[Collected data entries]
▬▬▬▬▬▬

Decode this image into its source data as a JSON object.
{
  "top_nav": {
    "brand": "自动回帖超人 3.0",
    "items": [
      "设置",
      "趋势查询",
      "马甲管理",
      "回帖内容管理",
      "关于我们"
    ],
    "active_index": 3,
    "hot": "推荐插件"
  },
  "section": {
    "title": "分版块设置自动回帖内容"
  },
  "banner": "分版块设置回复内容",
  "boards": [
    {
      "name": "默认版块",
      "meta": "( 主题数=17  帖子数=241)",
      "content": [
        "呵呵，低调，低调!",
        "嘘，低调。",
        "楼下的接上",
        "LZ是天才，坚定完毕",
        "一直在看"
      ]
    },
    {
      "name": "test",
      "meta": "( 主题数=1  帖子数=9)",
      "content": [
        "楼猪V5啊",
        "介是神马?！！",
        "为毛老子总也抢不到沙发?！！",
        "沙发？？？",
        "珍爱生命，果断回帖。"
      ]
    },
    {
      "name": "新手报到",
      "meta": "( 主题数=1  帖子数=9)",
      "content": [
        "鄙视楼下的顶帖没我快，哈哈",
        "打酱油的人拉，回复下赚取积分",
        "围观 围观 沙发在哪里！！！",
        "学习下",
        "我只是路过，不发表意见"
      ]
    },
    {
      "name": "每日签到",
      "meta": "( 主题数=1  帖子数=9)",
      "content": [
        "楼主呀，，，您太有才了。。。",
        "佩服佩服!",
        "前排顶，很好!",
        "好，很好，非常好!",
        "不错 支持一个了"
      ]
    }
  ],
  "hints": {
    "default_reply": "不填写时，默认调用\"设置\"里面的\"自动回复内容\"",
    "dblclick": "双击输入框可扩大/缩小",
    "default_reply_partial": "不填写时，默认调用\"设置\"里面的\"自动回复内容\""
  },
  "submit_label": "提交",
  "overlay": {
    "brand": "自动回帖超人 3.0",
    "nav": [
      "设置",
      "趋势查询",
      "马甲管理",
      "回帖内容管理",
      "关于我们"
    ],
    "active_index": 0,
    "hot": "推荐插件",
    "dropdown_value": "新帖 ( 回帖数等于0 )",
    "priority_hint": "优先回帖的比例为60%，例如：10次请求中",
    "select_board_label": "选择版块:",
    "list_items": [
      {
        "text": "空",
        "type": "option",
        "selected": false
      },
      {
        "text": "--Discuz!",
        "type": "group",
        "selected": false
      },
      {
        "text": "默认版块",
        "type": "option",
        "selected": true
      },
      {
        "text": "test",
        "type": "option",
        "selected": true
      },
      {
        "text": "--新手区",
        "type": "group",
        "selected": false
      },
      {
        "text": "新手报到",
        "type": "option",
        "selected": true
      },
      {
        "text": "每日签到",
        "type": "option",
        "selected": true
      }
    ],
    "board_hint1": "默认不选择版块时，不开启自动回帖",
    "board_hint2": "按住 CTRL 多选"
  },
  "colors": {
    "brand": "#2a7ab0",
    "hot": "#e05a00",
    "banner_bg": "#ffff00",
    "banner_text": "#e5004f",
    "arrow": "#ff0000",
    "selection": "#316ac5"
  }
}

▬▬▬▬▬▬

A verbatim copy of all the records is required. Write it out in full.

SOLVED PROBLEM:
Decode this image into its source data as a JSON object.
{
  "top_nav": {
    "brand": "自动回帖超人 3.0",
    "items": [
      "设置",
      "趋势查询",
      "马甲管理",
      "回帖内容管理",
      "关于我们"
    ],
    "active_index": 3,
    "hot": "推荐插件"
  },
  "section": {
    "title": "分版块设置自动回帖内容"
  },
  "banner": "分版块设置回复内容",
  "boards": [
    {
      "name": "默认版块",
      "meta": "( 主题数=17  帖子数=241)",
      "content": [
        "呵呵，低调，低调!",
        "嘘，低调。",
        "楼下的接上",
        "LZ是天才，坚定完毕",
        "一直在看"
      ]
    },
    {
      "name": "test",
      "meta": "( 主题数=1  帖子数=9)",
      "content": [
        "楼猪V5啊",
        "介是神马?！！",
        "为毛老子总也抢不到沙发?！！",
        "沙发？？？",
        "珍爱生命，果断回帖。"
      ]
    },
    {
      "name": "新手报到",
      "meta": "( 主题数=1  帖子数=9)",
      "content": [
        "鄙视楼下的顶帖没我快，哈哈",
        "打酱油的人拉，回复下赚取积分",
        "围观 围观 沙发在哪里！！！",
        "学习下",
        "我只是路过，不发表意见"
      ]
    },
    {
      "name": "每日签到",
      "meta": "( 主题数=1  帖子数=9)",
      "content": [
        "楼主呀，，，您太有才了。。。",
        "佩服佩服!",
        "前排顶，很好!",
        "好，很好，非常好!",
        "不错 支持一个了"
      ]
    }
  ],
  "hints": {
    "default_reply": "不填写时，默认调用\"设置\"里面的\"自动回复内容\"",
    "dblclick": "双击输入框可扩大/缩小",
    "default_reply_partial": "不填写时，默认调用\"设置\"里面的\"自动回复内容\""
  },
  "submit_label": "提交",
  "overlay": {
    "brand": "自动回帖超人 3.0",
    "nav": [
      "设置",
      "趋势查询",
      "马甲管理",
      "回帖内容管理",
      "关于我们"
    ],
    "active_index": 0,
    "hot": "推荐插件",
    "dropdown_value": "新帖 ( 回帖数等于0 )",
    "priority_hint": "优先回帖的比例为60%，例如：10次请求中",
    "select_board_label": "选择版块:",
    "list_items": [
      {
        "text": "空",
        "type": "option",
        "selected": false
      },
      {
        "text": "--Discuz!",
        "type": "group",
        "selected": false
      },
      {
        "text": "默认版块",
        "type": "option",
        "selected": true
      },
      {
        "text": "test",
        "type": "option",
        "selected": true
      },
      {
        "text": "--新手区",
        "type": "group",
        "selected": false
      },
      {
        "text": "新手报到",
        "type": "option",
        "selected": true
      },
      {
        "text": "每日签到",
        "type": "option",
        "selected": true
      }
    ],
    "board_hint1": "默认不选择版块时，不开启自动回帖",
    "board_hint2": "按住 CTRL 多选"
  },
  "colors": {
    "brand": "#2a7ab0",
    "hot": "#e05a00",
    "banner_bg": "#ffff00",
    "banner_text": "#e5004f",
    "arrow": "#ff0000",
    "selection": "#316ac5"
  }
}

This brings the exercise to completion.